This is an excellent spot to be for a Lions team that has so much young talent. Detroit has one of the best offensive lines in the league and a deceptively talented skill group with receiver Amon-Ra St. Brown, tight end T.J. Hockenson, and running back Jamaal Williams, plus rookie receiver Jameson WIlliams from Alabama. The Lions are also still due to get the Rams’ first-round pick in next year’s draft from the Stafford trade. Not many teams have a franchise tackle (Penei Sewell) and defensive end (Aidan Hutchinson) on rookie deals at the same time. If the Lions want to make an aggressive push for a QB next season, they could easily move on from Jared Goff after this season and try to compete in the NFC.
30. Seattle Seahawks
Spending rank: 28
Draft rank: 31
Bottom line: Chose the league’s oldest coach over Russell Wilson
In 2020 the Seahawks traded two first-round picks for Jets safety Jamal Adams. This year, the Seahawks got slightly more in return for trading away Russell Wilson.

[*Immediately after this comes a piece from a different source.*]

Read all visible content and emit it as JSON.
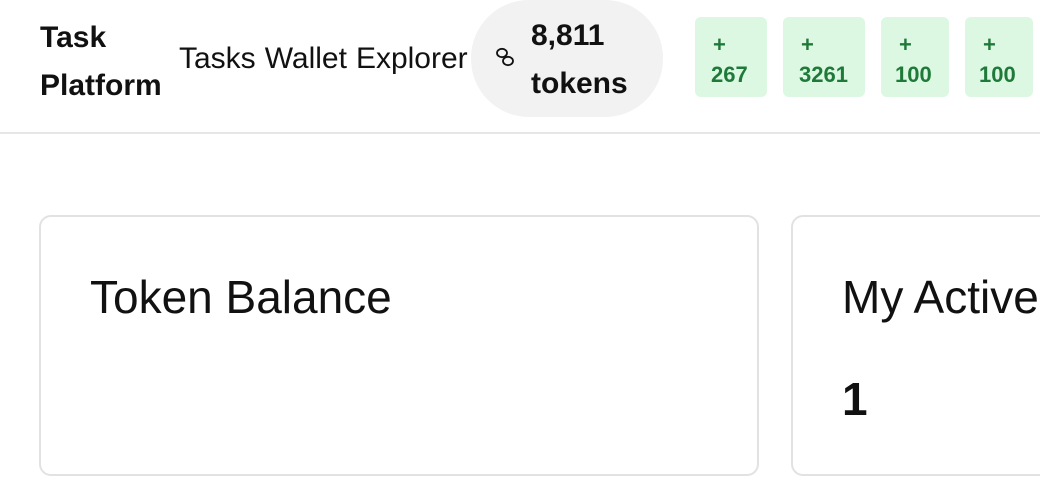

Now they must compete in the NFC West—where all three division rivals made the playoffs last season and the Rams won the Super Bowl—with Geno Smith or Drew Lock at QB. This strategy will be the stress test for head coach Pete Carroll’s preferred football philosophy of ball control and conservative offense that soured Wilson on the team. Carroll is the oldest head coach in the NFL and has a book called Win Forever. Seattle isn’t going to attempt a rebuild as long as he is in town.
31. New York Giants

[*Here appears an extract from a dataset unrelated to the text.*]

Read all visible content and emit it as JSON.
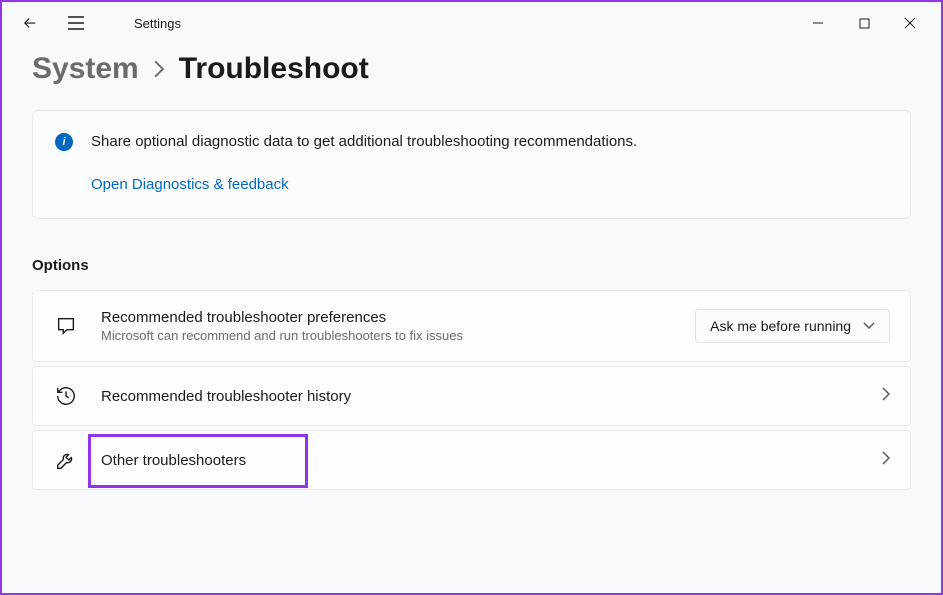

Spending rank: 29
Draft rank: 30
Bottom line: Hit rock bottom so hard they bounced and are now trending up
Last season the Giants were outscored 79-0 in the final two minutes of the first half. They scored 40 fewer touchdowns than the division-rival Cowboys. In the last week of the season, the Giants called a QB sneak on third-and-9. They hit rock bottom in their nearly 100-year history so hard that they broke through the bedrock and emerged on the other side into daylight.
The team fired Joe Judge and allowed GM Dave Gettleman to retire and declined the fifth-year option for QB Daniel Jones. In their place, the team hired the Buffalo Bills brain trust of Brian Daboll, to be head coach, and Joe Schoen, to be GM. In the draft, the Giants got Alabama tackle Evan Neal and Oregon defensive end Kayvon Thibodeaux with their two picks in the top seven. The team that was so recently a league laughingstock now looks like a competent rebuild. Now the Giants need to figure out whether Jones will be their long-term QB or if they’ll be looking to replace him next offseason. Either way, they’ll have a clear direction for their franchise, which is the best that fans could have hoped for at the end of 2021.
32. Houston Texans
Spending rank: 30
Draft rank: 32
Bottom line: All Out
No team is betting less on 2022 than the Houston Texans. The Texans are so devoid of young talent that they are throwing one-year veteran contracts at the wall and just seeing what sticks. With two additional future first-round picks remaining from the Deshaun Watson trade, it’s clear that GM Nick Caserio has a long road to make this a competitive team. If the Rams are All In, the Texans are All Out.